Assignment:
Could you give the records below again exactly as they stand?
--*--
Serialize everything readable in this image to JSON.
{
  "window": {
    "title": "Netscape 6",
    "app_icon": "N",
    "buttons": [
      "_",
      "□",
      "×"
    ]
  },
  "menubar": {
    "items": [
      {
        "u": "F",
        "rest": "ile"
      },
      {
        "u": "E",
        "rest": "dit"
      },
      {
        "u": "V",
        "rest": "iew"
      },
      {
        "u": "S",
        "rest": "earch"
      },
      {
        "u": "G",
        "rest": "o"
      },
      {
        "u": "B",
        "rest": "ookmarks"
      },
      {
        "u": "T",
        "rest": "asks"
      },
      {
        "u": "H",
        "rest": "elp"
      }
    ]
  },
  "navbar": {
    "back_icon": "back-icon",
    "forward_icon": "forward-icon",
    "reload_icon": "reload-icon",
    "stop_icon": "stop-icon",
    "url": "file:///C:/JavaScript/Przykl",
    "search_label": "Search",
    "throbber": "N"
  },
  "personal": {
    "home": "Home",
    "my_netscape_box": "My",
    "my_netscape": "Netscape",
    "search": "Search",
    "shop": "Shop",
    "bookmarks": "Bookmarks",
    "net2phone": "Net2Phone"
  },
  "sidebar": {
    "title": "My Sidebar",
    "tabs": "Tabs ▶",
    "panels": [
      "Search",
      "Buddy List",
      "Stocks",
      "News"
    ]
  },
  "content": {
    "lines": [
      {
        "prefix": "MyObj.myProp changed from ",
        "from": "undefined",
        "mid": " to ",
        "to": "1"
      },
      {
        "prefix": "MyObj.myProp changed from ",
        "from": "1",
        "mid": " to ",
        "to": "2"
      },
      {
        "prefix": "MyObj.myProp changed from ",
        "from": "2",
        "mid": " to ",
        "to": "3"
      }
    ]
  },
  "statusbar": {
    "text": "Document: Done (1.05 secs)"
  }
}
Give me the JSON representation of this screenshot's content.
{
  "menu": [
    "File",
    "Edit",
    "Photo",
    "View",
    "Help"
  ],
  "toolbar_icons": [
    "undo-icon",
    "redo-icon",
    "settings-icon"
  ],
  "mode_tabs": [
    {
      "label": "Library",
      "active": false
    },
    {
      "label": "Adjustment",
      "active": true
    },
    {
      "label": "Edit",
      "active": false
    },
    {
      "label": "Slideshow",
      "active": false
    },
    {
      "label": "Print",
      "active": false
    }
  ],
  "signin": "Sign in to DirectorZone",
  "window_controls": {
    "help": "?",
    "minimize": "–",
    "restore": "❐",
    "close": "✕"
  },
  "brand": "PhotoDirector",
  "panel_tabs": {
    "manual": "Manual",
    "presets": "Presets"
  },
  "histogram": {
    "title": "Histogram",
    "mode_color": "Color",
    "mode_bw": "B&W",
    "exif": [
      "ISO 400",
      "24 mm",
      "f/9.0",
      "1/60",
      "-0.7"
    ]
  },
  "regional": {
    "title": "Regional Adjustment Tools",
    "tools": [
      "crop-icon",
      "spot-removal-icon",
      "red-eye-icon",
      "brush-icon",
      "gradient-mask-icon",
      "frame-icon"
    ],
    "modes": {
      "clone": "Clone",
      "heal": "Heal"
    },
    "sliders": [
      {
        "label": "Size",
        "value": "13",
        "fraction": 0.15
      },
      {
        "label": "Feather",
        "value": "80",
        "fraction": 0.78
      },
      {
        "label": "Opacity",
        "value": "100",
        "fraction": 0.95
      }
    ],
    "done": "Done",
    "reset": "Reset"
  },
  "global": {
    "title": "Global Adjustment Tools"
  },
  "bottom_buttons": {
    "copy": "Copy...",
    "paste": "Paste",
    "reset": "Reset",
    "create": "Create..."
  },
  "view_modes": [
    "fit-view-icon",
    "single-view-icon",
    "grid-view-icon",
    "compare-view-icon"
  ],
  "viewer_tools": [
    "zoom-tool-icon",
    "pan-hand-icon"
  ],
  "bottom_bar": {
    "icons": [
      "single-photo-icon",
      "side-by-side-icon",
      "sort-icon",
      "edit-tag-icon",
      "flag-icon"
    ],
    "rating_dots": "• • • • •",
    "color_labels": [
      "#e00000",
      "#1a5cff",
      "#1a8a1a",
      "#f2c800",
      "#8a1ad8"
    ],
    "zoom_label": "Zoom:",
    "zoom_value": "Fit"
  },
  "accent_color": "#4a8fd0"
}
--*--
Exercise result:
Serialize everything readable in this image to JSON.
{
  "window": {
    "title": "Netscape 6",
    "app_icon": "N",
    "buttons": [
      "_",
      "□",
      "×"
    ]
  },
  "menubar": {
    "items": [
      {
        "u": "F",
        "rest": "ile"
      },
      {
        "u": "E",
        "rest": "dit"
      },
      {
        "u": "V",
        "rest": "iew"
      },
      {
        "u": "S",
        "rest": "earch"
      },
      {
        "u": "G",
        "rest": "o"
      },
      {
        "u": "B",
        "rest": "ookmarks"
      },
      {
        "u": "T",
        "rest": "asks"
      },
      {
        "u": "H",
        "rest": "elp"
      }
    ]
  },
  "navbar": {
    "back_icon": "back-icon",
    "forward_icon": "forward-icon",
    "reload_icon": "reload-icon",
    "stop_icon": "stop-icon",
    "url": "file:///C:/JavaScript/Przykl",
    "search_label": "Search",
    "throbber": "N"
  },
  "personal": {
    "home": "Home",
    "my_netscape_box": "My",
    "my_netscape": "Netscape",
    "search": "Search",
    "shop": "Shop",
    "bookmarks": "Bookmarks",
    "net2phone": "Net2Phone"
  },
  "sidebar": {
    "title": "My Sidebar",
    "tabs": "Tabs ▶",
    "panels": [
      "Search",
      "Buddy List",
      "Stocks",
      "News"
    ]
  },
  "content": {
    "lines": [
      {
        "prefix": "MyObj.myProp changed from ",
        "from": "undefined",
        "mid": " to ",
        "to": "1"
      },
      {
        "prefix": "MyObj.myProp changed from ",
        "from": "1",
        "mid": " to ",
        "to": "2"
      },
      {
        "prefix": "MyObj.myProp changed from ",
        "from": "2",
        "mid": " to ",
        "to": "3"
      }
    ]
  },
  "statusbar": {
    "text": "Document: Done (1.05 secs)"
  }
}
Give me the JSON representation of this screenshot's content.
{
  "menu": [
    "File",
    "Edit",
    "Photo",
    "View",
    "Help"
  ],
  "toolbar_icons": [
    "undo-icon",
    "redo-icon",
    "settings-icon"
  ],
  "mode_tabs": [
    {
      "label": "Library",
      "active": false
    },
    {
      "label": "Adjustment",
      "active": true
    },
    {
      "label": "Edit",
      "active": false
    },
    {
      "label": "Slideshow",
      "active": false
    },
    {
      "label": "Print",
      "active": false
    }
  ],
  "signin": "Sign in to DirectorZone",
  "window_controls": {
    "help": "?",
    "minimize": "–",
    "restore": "❐",
    "close": "✕"
  },
  "brand": "PhotoDirector",
  "panel_tabs": {
    "manual": "Manual",
    "presets": "Presets"
  },
  "histogram": {
    "title": "Histogram",
    "mode_color": "Color",
    "mode_bw": "B&W",
    "exif": [
      "ISO 400",
      "24 mm",
      "f/9.0",
      "1/60",
      "-0.7"
    ]
  },
  "regional": {
    "title": "Regional Adjustment Tools",
    "tools": [
      "crop-icon",
      "spot-removal-icon",
      "red-eye-icon",
      "brush-icon",
      "gradient-mask-icon",
      "frame-icon"
    ],
    "modes": {
      "clone": "Clone",
      "heal": "Heal"
    },
    "sliders": [
      {
        "label": "Size",
        "value": "13",
        "fraction": 0.15
      },
      {
        "label": "Feather",
        "value": "80",
        "fraction": 0.78
      },
      {
        "label": "Opacity",
        "value": "100",
        "fraction": 0.95
      }
    ],
    "done": "Done",
    "reset": "Reset"
  },
  "global": {
    "title": "Global Adjustment Tools"
  },
  "bottom_buttons": {
    "copy": "Copy...",
    "paste": "Paste",
    "reset": "Reset",
    "create": "Create..."
  },
  "view_modes": [
    "fit-view-icon",
    "single-view-icon",
    "grid-view-icon",
    "compare-view-icon"
  ],
  "viewer_tools": [
    "zoom-tool-icon",
    "pan-hand-icon"
  ],
  "bottom_bar": {
    "icons": [
      "single-photo-icon",
      "side-by-side-icon",
      "sort-icon",
      "edit-tag-icon",
      "flag-icon"
    ],
    "rating_dots": "• • • • •",
    "color_labels": [
      "#e00000",
      "#1a5cff",
      "#1a8a1a",
      "#f2c800",
      "#8a1ad8"
    ],
    "zoom_label": "Zoom:",
    "zoom_value": "Fit"
  },
  "accent_color": "#4a8fd0"
}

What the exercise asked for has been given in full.